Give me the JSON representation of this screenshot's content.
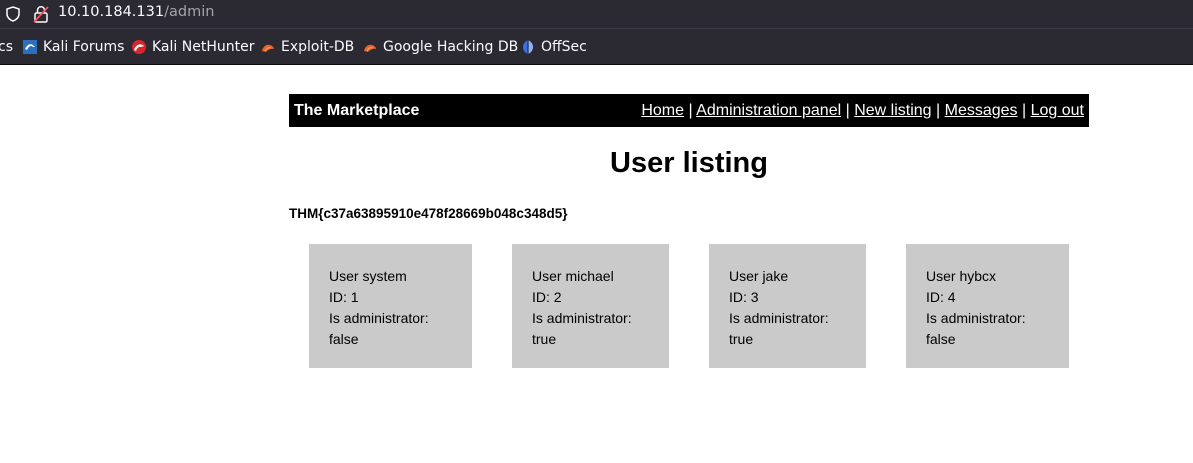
{
  "browser": {
    "url_host": "10.10.184.131",
    "url_path": "/admin",
    "bookmarks": [
      {
        "label": "cs",
        "icon": "bookmark-fragment"
      },
      {
        "label": "Kali Forums",
        "icon": "kali-forums-icon"
      },
      {
        "label": "Kali NetHunter",
        "icon": "kali-nethunter-icon"
      },
      {
        "label": "Exploit-DB",
        "icon": "exploit-db-icon"
      },
      {
        "label": "Google Hacking DB",
        "icon": "google-hacking-db-icon"
      },
      {
        "label": "OffSec",
        "icon": "offsec-icon"
      }
    ]
  },
  "header": {
    "title": "The Marketplace",
    "nav": [
      {
        "label": "Home"
      },
      {
        "label": "Administration panel"
      },
      {
        "label": "New listing"
      },
      {
        "label": "Messages"
      },
      {
        "label": "Log out"
      }
    ],
    "separator": "|"
  },
  "main": {
    "heading": "User listing",
    "flag": "THM{c37a63895910e478f28669b048c348d5}",
    "users": [
      {
        "name": "User system",
        "id": "ID: 1",
        "admin_label": "Is administrator:",
        "admin_value": "false"
      },
      {
        "name": "User michael",
        "id": "ID: 2",
        "admin_label": "Is administrator:",
        "admin_value": "true"
      },
      {
        "name": "User jake",
        "id": "ID: 3",
        "admin_label": "Is administrator:",
        "admin_value": "true"
      },
      {
        "name": "User hybcx",
        "id": "ID: 4",
        "admin_label": "Is administrator:",
        "admin_value": "false"
      }
    ]
  },
  "colors": {
    "chrome_bg": "#2b2a33",
    "header_bg": "#000000",
    "card_bg": "#cacaca"
  }
}
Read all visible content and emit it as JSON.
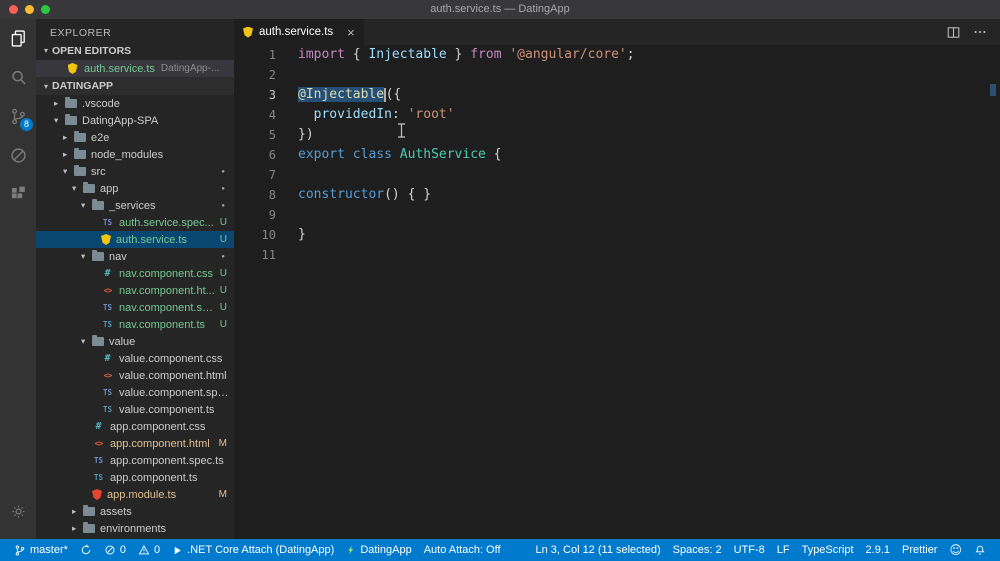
{
  "window": {
    "title": "auth.service.ts — DatingApp"
  },
  "colors": {
    "accent": "#007acc",
    "selection": "#264f78",
    "git_untracked": "#73c991",
    "git_modified": "#e2c08d",
    "activity_badge": "#007acc"
  },
  "activity_bar": {
    "scm_badge": "8"
  },
  "icons": {
    "activity_bar": [
      "explorer",
      "search",
      "source-control",
      "debug",
      "extensions",
      "settings-gear"
    ],
    "editor_actions": [
      "split-editor",
      "more-actions"
    ],
    "status_left": [
      "branch",
      "sync",
      "error",
      "warning",
      "play",
      "lightning"
    ],
    "status_right": [
      "smiley",
      "bell"
    ]
  },
  "sidebar": {
    "title": "EXPLORER",
    "open_editors_label": "OPEN EDITORS",
    "root_label": "DATINGAPP",
    "open_editors": [
      {
        "label": "auth.service.ts",
        "detail": "DatingApp-...",
        "icon": "service"
      }
    ],
    "tree": [
      {
        "label": ".vscode",
        "type": "folder",
        "level": 0,
        "expanded": false
      },
      {
        "label": "DatingApp-SPA",
        "type": "folder",
        "level": 0,
        "expanded": true
      },
      {
        "label": "e2e",
        "type": "folder",
        "level": 1,
        "expanded": false
      },
      {
        "label": "node_modules",
        "type": "folder",
        "level": 1,
        "expanded": false
      },
      {
        "label": "src",
        "type": "folder",
        "level": 1,
        "expanded": true,
        "dot": true
      },
      {
        "label": "app",
        "type": "folder",
        "level": 2,
        "expanded": true,
        "dot": true
      },
      {
        "label": "_services",
        "type": "folder",
        "level": 3,
        "expanded": true,
        "dot": true
      },
      {
        "label": "auth.service.spec...",
        "type": "file",
        "level": 4,
        "icon": "spec",
        "badge": "U",
        "git": "u"
      },
      {
        "label": "auth.service.ts",
        "type": "file",
        "level": 4,
        "icon": "service",
        "badge": "U",
        "git": "u",
        "selected": true
      },
      {
        "label": "nav",
        "type": "folder",
        "level": 3,
        "expanded": true,
        "dot": true
      },
      {
        "label": "nav.component.css",
        "type": "file",
        "level": 4,
        "icon": "css",
        "badge": "U",
        "git": "u"
      },
      {
        "label": "nav.component.ht...",
        "type": "file",
        "level": 4,
        "icon": "html",
        "badge": "U",
        "git": "u"
      },
      {
        "label": "nav.component.sp...",
        "type": "file",
        "level": 4,
        "icon": "spec",
        "badge": "U",
        "git": "u"
      },
      {
        "label": "nav.component.ts",
        "type": "file",
        "level": 4,
        "icon": "ts",
        "badge": "U",
        "git": "u"
      },
      {
        "label": "value",
        "type": "folder",
        "level": 3,
        "expanded": true
      },
      {
        "label": "value.component.css",
        "type": "file",
        "level": 4,
        "icon": "css"
      },
      {
        "label": "value.component.html",
        "type": "file",
        "level": 4,
        "icon": "html"
      },
      {
        "label": "value.component.spec...",
        "type": "file",
        "level": 4,
        "icon": "spec"
      },
      {
        "label": "value.component.ts",
        "type": "file",
        "level": 4,
        "icon": "ts"
      },
      {
        "label": "app.component.css",
        "type": "file",
        "level": 3,
        "icon": "css"
      },
      {
        "label": "app.component.html",
        "type": "file",
        "level": 3,
        "icon": "html",
        "badge": "M",
        "git": "m"
      },
      {
        "label": "app.component.spec.ts",
        "type": "file",
        "level": 3,
        "icon": "spec"
      },
      {
        "label": "app.component.ts",
        "type": "file",
        "level": 3,
        "icon": "ts"
      },
      {
        "label": "app.module.ts",
        "type": "file",
        "level": 3,
        "icon": "module",
        "badge": "M",
        "git": "m"
      },
      {
        "label": "assets",
        "type": "folder",
        "level": 2,
        "expanded": false
      },
      {
        "label": "environments",
        "type": "folder",
        "level": 2,
        "expanded": false
      }
    ]
  },
  "editor": {
    "tab": {
      "label": "auth.service.ts",
      "icon": "service",
      "close_glyph": "×"
    },
    "lines": [
      {
        "tokens": [
          [
            "k1",
            "import"
          ],
          [
            "p",
            " { "
          ],
          [
            "v",
            "Injectable"
          ],
          [
            "p",
            " } "
          ],
          [
            "k1",
            "from"
          ],
          [
            "p",
            " "
          ],
          [
            "s",
            "'@angular/core'"
          ],
          [
            "p",
            ";"
          ]
        ]
      },
      {
        "tokens": []
      },
      {
        "active": true,
        "tokens": [
          [
            "d",
            "@Injectable",
            "sel"
          ],
          [
            "p",
            "({"
          ]
        ]
      },
      {
        "tokens": [
          [
            "p",
            "  "
          ],
          [
            "v",
            "providedIn"
          ],
          [
            "p",
            ": "
          ],
          [
            "s",
            "'root'"
          ]
        ]
      },
      {
        "tokens": [
          [
            "p",
            "})"
          ]
        ]
      },
      {
        "tokens": [
          [
            "k2",
            "export"
          ],
          [
            "p",
            " "
          ],
          [
            "k2",
            "class"
          ],
          [
            "p",
            " "
          ],
          [
            "t",
            "AuthService"
          ],
          [
            "p",
            " {"
          ]
        ]
      },
      {
        "tokens": []
      },
      {
        "tokens": [
          [
            "k2",
            "constructor"
          ],
          [
            "p",
            "() { }"
          ]
        ]
      },
      {
        "tokens": []
      },
      {
        "tokens": [
          [
            "p",
            "}"
          ]
        ]
      },
      {
        "tokens": []
      }
    ]
  },
  "status_bar": {
    "left": [
      {
        "name": "git-branch",
        "icon": "branch",
        "label": "master*"
      },
      {
        "name": "sync",
        "icon": "sync",
        "label": ""
      },
      {
        "name": "errors",
        "icon": "error",
        "label": "0"
      },
      {
        "name": "warnings",
        "icon": "warning",
        "label": "0"
      },
      {
        "name": "debug-launch",
        "icon": "play",
        "label": ".NET Core Attach (DatingApp)"
      },
      {
        "name": "app-task",
        "icon": "lightning",
        "label": "DatingApp"
      },
      {
        "name": "auto-attach",
        "label": "Auto Attach: Off"
      }
    ],
    "right": [
      {
        "name": "cursor-position",
        "label": "Ln 3, Col 12 (11 selected)"
      },
      {
        "name": "indentation",
        "label": "Spaces: 2"
      },
      {
        "name": "encoding",
        "label": "UTF-8"
      },
      {
        "name": "eol",
        "label": "LF"
      },
      {
        "name": "language-mode",
        "label": "TypeScript"
      },
      {
        "name": "ts-version",
        "label": "2.9.1"
      },
      {
        "name": "formatter",
        "label": "Prettier"
      },
      {
        "name": "feedback",
        "icon": "smiley",
        "label": ""
      },
      {
        "name": "notifications",
        "icon": "bell",
        "label": ""
      }
    ]
  }
}
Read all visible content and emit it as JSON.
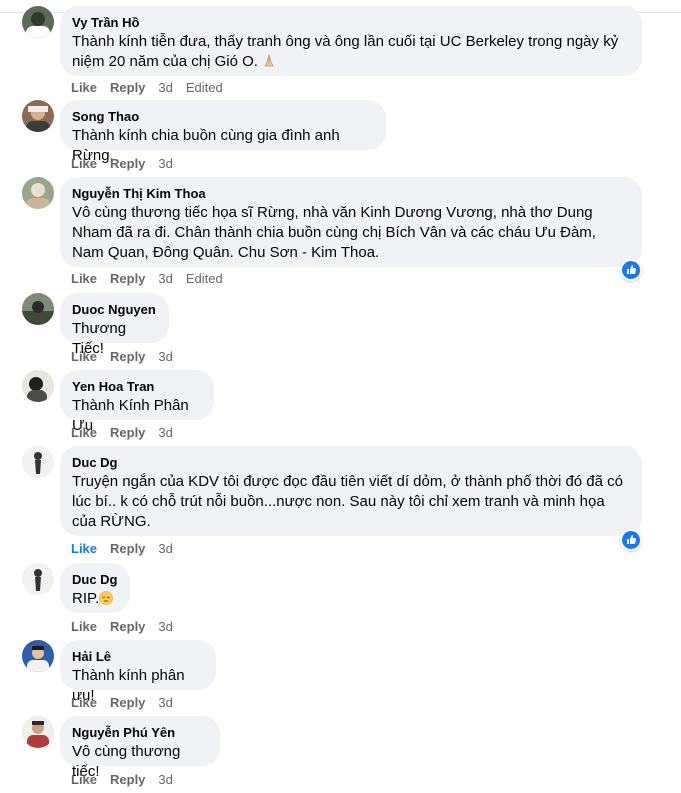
{
  "comments": [
    {
      "name": "Vy Trần Hồ",
      "text": "Thành kính tiễn đưa, thấy tranh ông và ông lần cuối tại UC Berkeley trong ngày kỷ niệm 20 năm của chị Gió O.",
      "like": "Like",
      "reply": "Reply",
      "time": "3d",
      "edited": "Edited",
      "emoji": "folded-hands"
    },
    {
      "name": "Song Thao",
      "text": "Thành kính chia buồn cùng gia đình anh Rừng.",
      "like": "Like",
      "reply": "Reply",
      "time": "3d"
    },
    {
      "name": "Nguyễn Thị Kim Thoa",
      "text": "Vô cùng thương tiếc họa sĩ Rừng, nhà văn Kinh Dương Vương, nhà thơ Dung Nham đã ra đi. Chân thành chia buồn cùng chị Bích Vân và các cháu Ưu Đàm, Nam Quan, Đông Quân. Chu Sơn - Kim Thoa.",
      "like": "Like",
      "reply": "Reply",
      "time": "3d",
      "edited": "Edited",
      "reaction": "like-reaction-icon"
    },
    {
      "name": "Duoc Nguyen",
      "text": "Thương Tiếc!",
      "like": "Like",
      "reply": "Reply",
      "time": "3d"
    },
    {
      "name": "Yen Hoa Tran",
      "text": "Thành Kính Phân Ưu",
      "like": "Like",
      "reply": "Reply",
      "time": "3d"
    },
    {
      "name": "Duc Dg",
      "text": "Truyện ngắn của KDV tôi được đọc đầu tiên viết dí dỏm, ở thành phố thời đó đã có lúc bí.. k có chỗ trút nỗi buồn...nược non. Sau này tôi chỉ xem tranh và minh họa của RỪNG.",
      "like": "Like",
      "reply": "Reply",
      "time": "3d",
      "reaction": "like-reaction-icon",
      "liked": true
    },
    {
      "name": "Duc Dg",
      "text": "RIP.",
      "like": "Like",
      "reply": "Reply",
      "time": "3d",
      "emoji": "relieved-face"
    },
    {
      "name": "Hải Lê",
      "text": "Thành kính phân ưu!",
      "like": "Like",
      "reply": "Reply",
      "time": "3d"
    },
    {
      "name": "Nguyễn Phú Yên",
      "text": "Vô cùng thương tiếc!",
      "like": "Like",
      "reply": "Reply",
      "time": "3d"
    }
  ],
  "colors": {
    "like_active": "#1877f2",
    "bubble": "#f0f2f5",
    "meta": "#65676b"
  }
}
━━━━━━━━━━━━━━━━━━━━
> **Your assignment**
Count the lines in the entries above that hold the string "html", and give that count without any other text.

> **Reply to the task**
5